After the mining methods advanced, the delta changed colors: yellows, chartreuses, coppers, even sick blues all running down the hills and stagnating in the mud. The change confuses the snow geese—they swoop over the marsh in sad loops before, unsure where to land. When I say the water tasted strange my husband (that flinty Menelaus, my cherished Menny) says he could have clean water imported from the hills. I say that sounded like a lot of work.
Helen, Quit complaining, he says.
I’m not complaining, I say.
If I were a man, I might be an alchemist.
Menny asks, why don’t you take up weaving?
I remind him that I weave already, that I made him a shroud.
He says It’s as if you want me dead. Then he says, I can’t read you, Helen. What’s going on in that head of yours?
I think there’s something in his blood itching for battle. This is Sparta, after all.
From the balcony, I watch the boys training in the delta below, running in lines like ants or felling pines, stripping them of bark, building crude little matchbox houses. Sometimes their torches look like signals at night so I stare out the window with a lantern and brush my hair, illuminating my face, so if their captain was to scan up with his binoculars he could see me. Menny pretends to hate this, but he knows there’s no point to marrying the most beautiful woman in the world if no one sees her.

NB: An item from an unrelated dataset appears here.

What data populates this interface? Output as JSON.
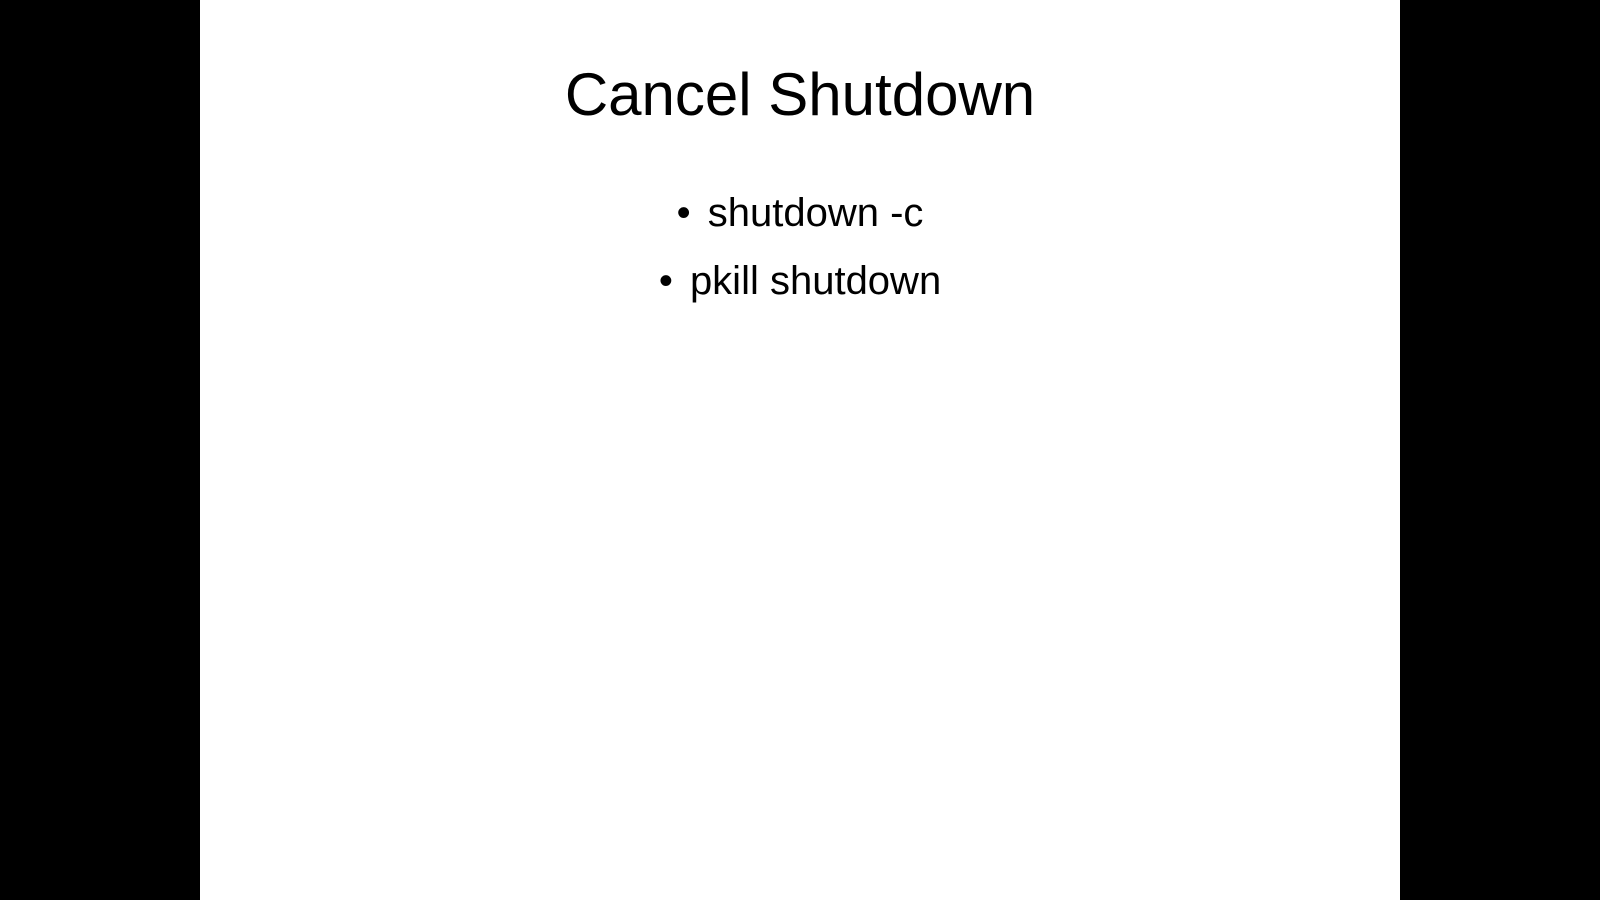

Since my father was a swan, I hatched from an egg, and keep the shell fragments under my bed.
Menny calls them a potential biohazard.

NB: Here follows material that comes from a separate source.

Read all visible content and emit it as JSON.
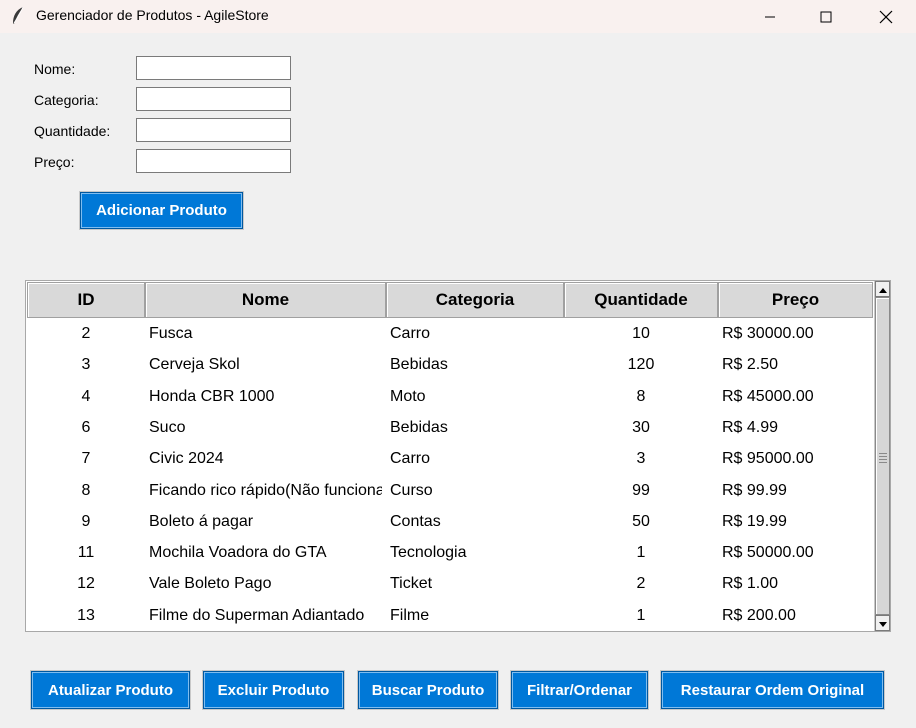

Don’t talk, I say, you come from a pussy.
That’s natural, he says.
So’s cannibalism, I say.
We have this conversation at least once a week.
I learn from a merchant that the mines are for tin and lead. I hope they’re getting what they’re looking for. He says it’s a new technique. Something hydraulic. I ask him to explain it to me and he does—we stay up late at night boiling lobster and talking economics. He draws supply curves in oil on an overturned plate. Luxury goods, he tells me, do not follow the rules. He gives me a look and I know what he means.
Sometimes I tell Menny I’m going out to market by the harbor and when I return he asks why I’ve bought nothing back but the smell of salt in my hair. How can I explain that all I want is to watch the ships unload their crates of saffron and fennel and cardamom, ripe pomegranates, smoked tea, cedarwood from Uruk and drums of olive oil viscous as secrets?
Let’s go see the mines, I say to Menny.
Why? He asks.
I tell him it’s important to understand our reign’s economic status.
He looks strangely at me. That’s an awfully sensible answer, Helen. Not what I’ve come to expect from you.
We ride out to the mines one sun-drenched, hot afternoon. The countryside’s parched, the light flat. Peasants and helots wave and call out as we ride by. The olive trees shake their dull plumage. We wind up the hills to the entrance of tin mine. The Forman greets us and shows us the dig site, the chalky pit and the aqueducts, the workers cleaving away at ore. We pay our respects at the mine’s makeshift shrine to pray for its fertility. These new methods are truly revolutionary, says the Forman.
Haven’t you seen what they do to the water? I ask.
Helen! Says Menny.
On the way here we passed dead fish floating in the reeds, I say.
The foreman is silent.
Menny says, If the hills are fertile then the hills are willing.
That’s why you don’t have a child yet, I say.
The foreman stands there, brow knotted in panic, eyes darting between my face and Menny’s.
Menny breaks into an easy laugh, and I’m relieved. We thank the foreman and ride back. When we’ve had our dinner and are sitting on the veranda I begin to make a catapult from silverware and stringy tulip stems, Menny huffs in exasperation. Helen. Look at you.
He says, you want to go to the mines and then you insult them. You do your hair for an hour every morning. You sit by the window and obsess over the river. You ask me how dark my pee is after drinking various teas. You talk to bees. You build tiny contraptions inside books. You take naps when we have visitors. You get up at two in the morning to cook lobster. You’re bored, Helen.
I’m not bored
You’re bored and you’re contrarian.
I’m not bored, I say. I’m just curious.
Even where the dirt looks dry, there is groundwater.
Elizabeth Wing is a rising sophomore at the Pratt Insitute. Her work has appeared in venues including Hanging Loose Magazine, Up North Lit, The Defiant Scribe, Jet Fuel Review, and Euphony. In 2018 Gordon Square Review nominated her short story “Leda’s Daughters” for a Pushcart Prize. When not at school, she lives in California where she works in a popsicle truck and teaches animal tracking.